“Yes, just around this time when I was still quite young. Although we haven’t watched football all week, because I don’t think there is as much of it on TV as it is today, sometimes with three games a week. But those were the weekends where we really lived and breathed football. Friday, Saturday and Sunday, especially Saturday and Sunday. It was about getting up in the morning and the first thing you heard on TV was the footy. If it wasn’t our own league, it was English football as there was a lot of Premier League coverage in South America. This was the moment United did it, so well. It was their heyday. They were doing fine and winning trophies and so on. It wasn’t just about sitting there watching football.

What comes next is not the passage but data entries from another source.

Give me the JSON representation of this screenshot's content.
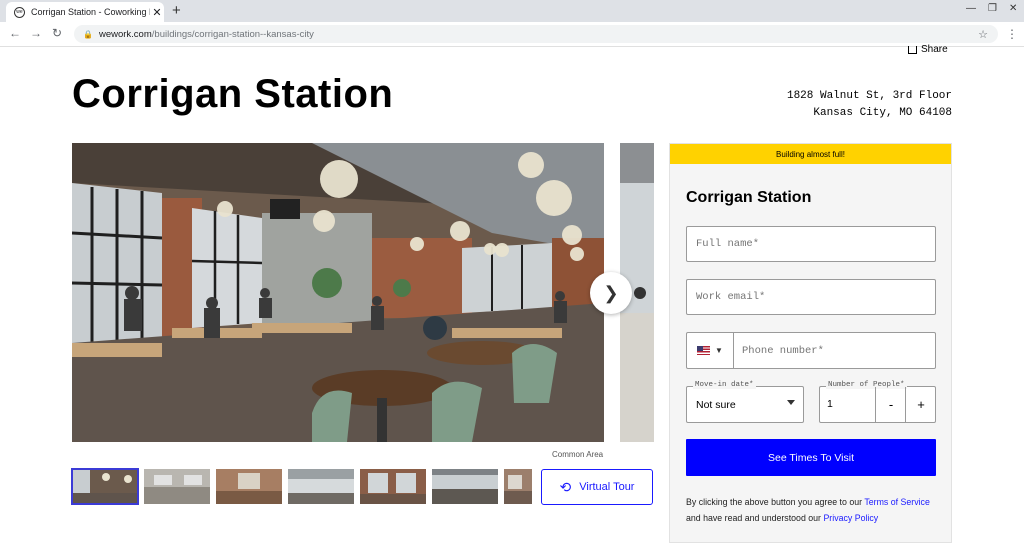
{
  "browser": {
    "tab_title": "Corrigan Station - Coworking Ne",
    "tab_favicon_text": "we",
    "url_host": "wework.com",
    "url_path": "/buildings/corrigan-station--kansas-city"
  },
  "page": {
    "share_label": "Share",
    "title": "Corrigan Station",
    "address_line1": "1828 Walnut St, 3rd Floor",
    "address_line2": "Kansas City, MO 64108",
    "gallery_caption": "Common Area",
    "thumbnails_count": 7,
    "virtual_tour_label": "Virtual Tour"
  },
  "form": {
    "banner": "Building almost full!",
    "title": "Corrigan Station",
    "full_name_placeholder": "Full name*",
    "work_email_placeholder": "Work email*",
    "phone_placeholder": "Phone number*",
    "move_in_label": "Move-in date*",
    "move_in_value": "Not sure",
    "people_label": "Number of People*",
    "people_value": "1",
    "minus_label": "-",
    "plus_label": "+",
    "submit_label": "See Times To Visit",
    "legal_1": "By clicking the above button you agree to our ",
    "terms_link": "Terms of Service",
    "legal_2": " and have read and understood our ",
    "privacy_link": "Privacy Policy"
  },
  "colors": {
    "accent": "#0000ff",
    "banner": "#ffd200"
  }
}
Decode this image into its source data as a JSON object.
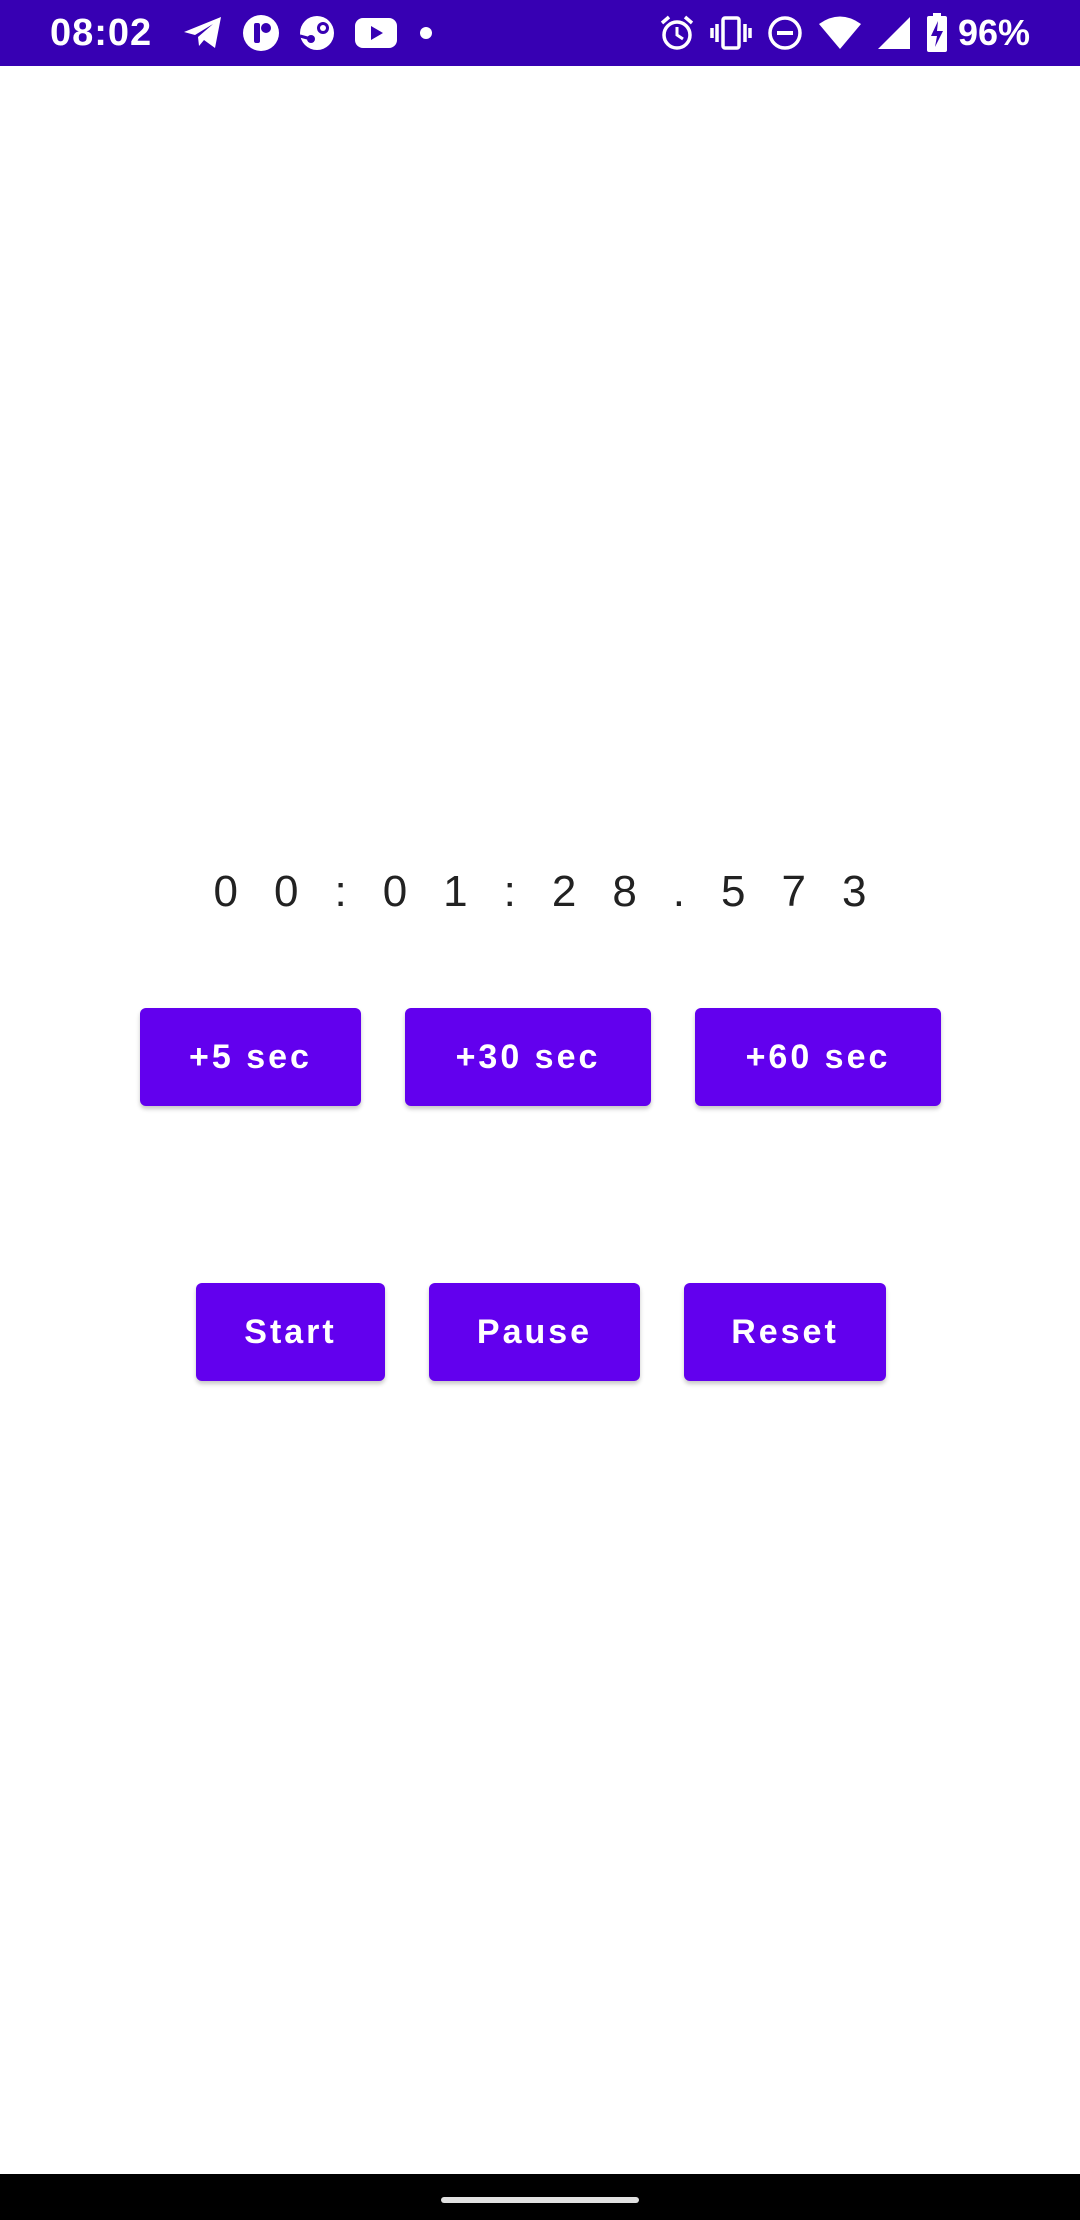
{
  "status_bar": {
    "time": "08:02",
    "battery_percent": "96%",
    "left_icons": [
      "telegram-icon",
      "app-icon",
      "steam-icon",
      "youtube-icon",
      "notification-dot-icon"
    ],
    "right_icons": [
      "alarm-icon",
      "vibrate-icon",
      "do-not-disturb-icon",
      "wifi-icon",
      "signal-icon",
      "battery-charging-icon"
    ],
    "background_color": "#3700b3"
  },
  "timer": {
    "display": "00:01:28.573"
  },
  "add_time_buttons": {
    "add_5_label": "+5 sec",
    "add_30_label": "+30 sec",
    "add_60_label": "+60 sec"
  },
  "controls": {
    "start_label": "Start",
    "pause_label": "Pause",
    "reset_label": "Reset"
  },
  "colors": {
    "accent": "#6200ee",
    "status_bar": "#3700b3"
  }
}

You knew it was on TV, with English and Italian football featured the most, so football was in the air! However, we weren’t just glued to the TV. No, I would have gone to play football all the time to play outside. But I realized that all the games were on TV and that at night there would be all the highlights of the weekend games. And so, that’s when I would watch it a bit more.
You left Uruguay for A league at only 20 years old – what memories do you have from this period of your life? What were the easy parts of adapting to Europe and what were the difficult parts?
“I always talk about that period, and that was what I had always hoped for, to come and play in Europe. And one of the things I had particularly thought about and hoped to do at the time was to go play in the Soccer, in part to do with my family background and my grandfather’s Italian heritage. My father always introduced me to that Italian ancestry, and my grandfather had always wanted to see his children and grandchildren play football. So it was something that attracted you, going to play and live in Italy. But when you arrive in Italy, it’s almost like you’re still in that dream, the dream you haven’t woken up from yet. It’s like you’ve accomplished something that you really want and desire. So you start your first season and your first year there, you don’t come back to earth. And it’s the same the second year too, because you’re still not that aware of it. It is as if you are in this wheel that keeps spinning and spinning as you search for your dream. Then you realize it and suddenly you live it. But over time you start to grow as a person, you know, as a family you start to have new experiences and you start to realize the distance involved. This distance which separates you a little from your family and your friends and which separates you for so long from your close relations, your roots, your country and your customs. And that’s where you start to feel it and miss things a bit more. I’ve always done my best to get settled in places really quickly, but settling there is always quite difficult. Whether or not we have similar cultures, settling somewhere and getting used to any kind of change is always difficult. And as time goes on, at least in my case, it starts to get complicated. The longer you are away from home, the more and more difficult it becomes to be on an equal footing. That’s why I say, at first it was one thing, and then you start to miss a thing or two. I guess I’ve probably settled down pretty well and maybe still chasing that dream, that desire to get involved at the highest level in football and stay there. And for better or for worse, I’ve always been there, competing and giving my best.